Bob Marley was the first reggae star to become world famous. His music set the standard for all those who came after him.
Bob influenced countless top artists in many genres including: The Rolling Stones, Sade, K’Naan, The Clash, Lauryn Hill, The Police, Burning Spear and Tricky.
He would have been 69 years old today.
Reggae’s great wise man believed in the unification of mankind.
He understood deeply the hearts of all men and women. He played to the common higher ground.
Bob Marley’s landmark collection Legend brings me back to college life at U.C. Berkeley.
Waking up with coffee and the doors open to sunshine as Bob sings out his philosophy of union over a simple, mindblowingly sophisticated groove.
Even on the simplest song “Three Little Birds” Bob Marley exudes mastery.
Listen to the stream of Legend here.
From the humble, activist “Buffalo Soldier” to the incredibly sensitive “No Woman, No Cry”, Bob brings in taboo subjects on Legend with the grace of a diplomat and the words of a poet.
The simmering “Satisfy My Soul” and the sexy “Stir It Up” are unparalleled not only in reggae but in all music.
Bob Marley’s “Redemption Song” calls out.
“Emancipate yourself from mental slavery.

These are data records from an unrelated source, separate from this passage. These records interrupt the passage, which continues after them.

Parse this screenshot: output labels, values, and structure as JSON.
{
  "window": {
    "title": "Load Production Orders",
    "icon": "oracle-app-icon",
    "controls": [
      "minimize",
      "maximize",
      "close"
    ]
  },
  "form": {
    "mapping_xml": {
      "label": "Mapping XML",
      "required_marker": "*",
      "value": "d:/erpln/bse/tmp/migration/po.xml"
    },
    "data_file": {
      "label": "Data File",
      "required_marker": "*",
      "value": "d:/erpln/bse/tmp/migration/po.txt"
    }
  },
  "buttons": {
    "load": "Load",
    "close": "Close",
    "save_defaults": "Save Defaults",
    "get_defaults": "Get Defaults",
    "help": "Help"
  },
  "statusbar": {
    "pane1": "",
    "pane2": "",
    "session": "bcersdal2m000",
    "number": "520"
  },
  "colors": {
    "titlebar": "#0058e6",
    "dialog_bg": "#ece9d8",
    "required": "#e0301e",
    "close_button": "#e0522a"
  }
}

None but ourselves can free our minds.”
You can accurately say Legend is overplayed, but its charm never eludes.
If you’re looking for a studio album of Bob Marley’s that’s almost as good give Natty Dread or Exodus a spin.
“Lively Up Yourself” brings Natty Dread in with a bang. Here’s video of Bob Marley and the Wailers recording it in the studio – 1974.
Born in 1945, to an African-Jamaican mother and and Anglo father, Bob Marley was only 14 when he left his home in Kingston, Jamaica.
Three years later he recorded his first singles with Leslie Kong. At 18, back in Jamaica Bob Marley put together a 5-man vocal group called the Wailers. Reggae legend Peter Tosh was on this original team.
The Wailers were Rastas, they grew their hair in dreadlocks and smoked the plant ganga (marijuana). The herb was believed to be sacred. A tool for bringing enlightenment.
The band’s first single “Simmer Down” was one of the biggest Jamaican hits in 1964. This song and the next one “Love and Affection” still sound fresh.
The Wailers ended up a trio in 66, their members leaving even though they were hitting with songs like “Rude Boy.” Like many Jamaican artists they were paid merely a few dollars for their brilliant, melodies and rhythms.
Pop bands lifted liberally from Jamaican music. Reggae groups could rarely afford legal representation.
The Wailers and Bob Marley continued on. Taking day jobs to survive at times. They also worked with Lee “Scratch” Perry and his Upsetters.
In 1972 the Wailers signed to a label Island records and got an advance to record in Jamaica.
Bob Marley now had the money to construct the perfect band. His backup singers were called the “I-Threes” and one of the trio was his wife. These women are arguably the best backup singers in music history.
The band, now with the I-Threes and live horns was dubbed “Bob Marley and The Wailers.” They would hit repeatedly in the U.S. and Britain through the 70s, not only on reggae stations but also on airwaves that played mostly pop and rock.
Bob Marley passed away from cancer in 1981 after an amazing run of top-charting work. Those hits are still played on radio today.
Whether the song was about love or politics, Bob Marley’s word and groove came from the heart.
This medley of Bob Marley’s anthem “One Love” and The Impressions’ soul classic “People Get Ready” says it all.
Bob Marley was inducted into the Rock and Roll Hall of Fame in 1994.
In 1999 Time magazine voted Bob Marley’s record Exodus the album of the century.
Bob Marley was given a star on Hollywood Boulevard in 2001, the same year that the Grammys chose him for a lifetime achievement award.
Find out more about Bob Marley’s music and legacy at BobMarley.com.
Tune in to DJ Michele Myers Friday nights at 9pm on KEXP 90.3FM Seattle, kexp.org. Music historian & producer, Michele’s made over 200 radio stories for KEXP Documentaries. She’s written scripts, lesson plans & features for the Smithsonian, Experience Music Project, the University of Washington & NPR.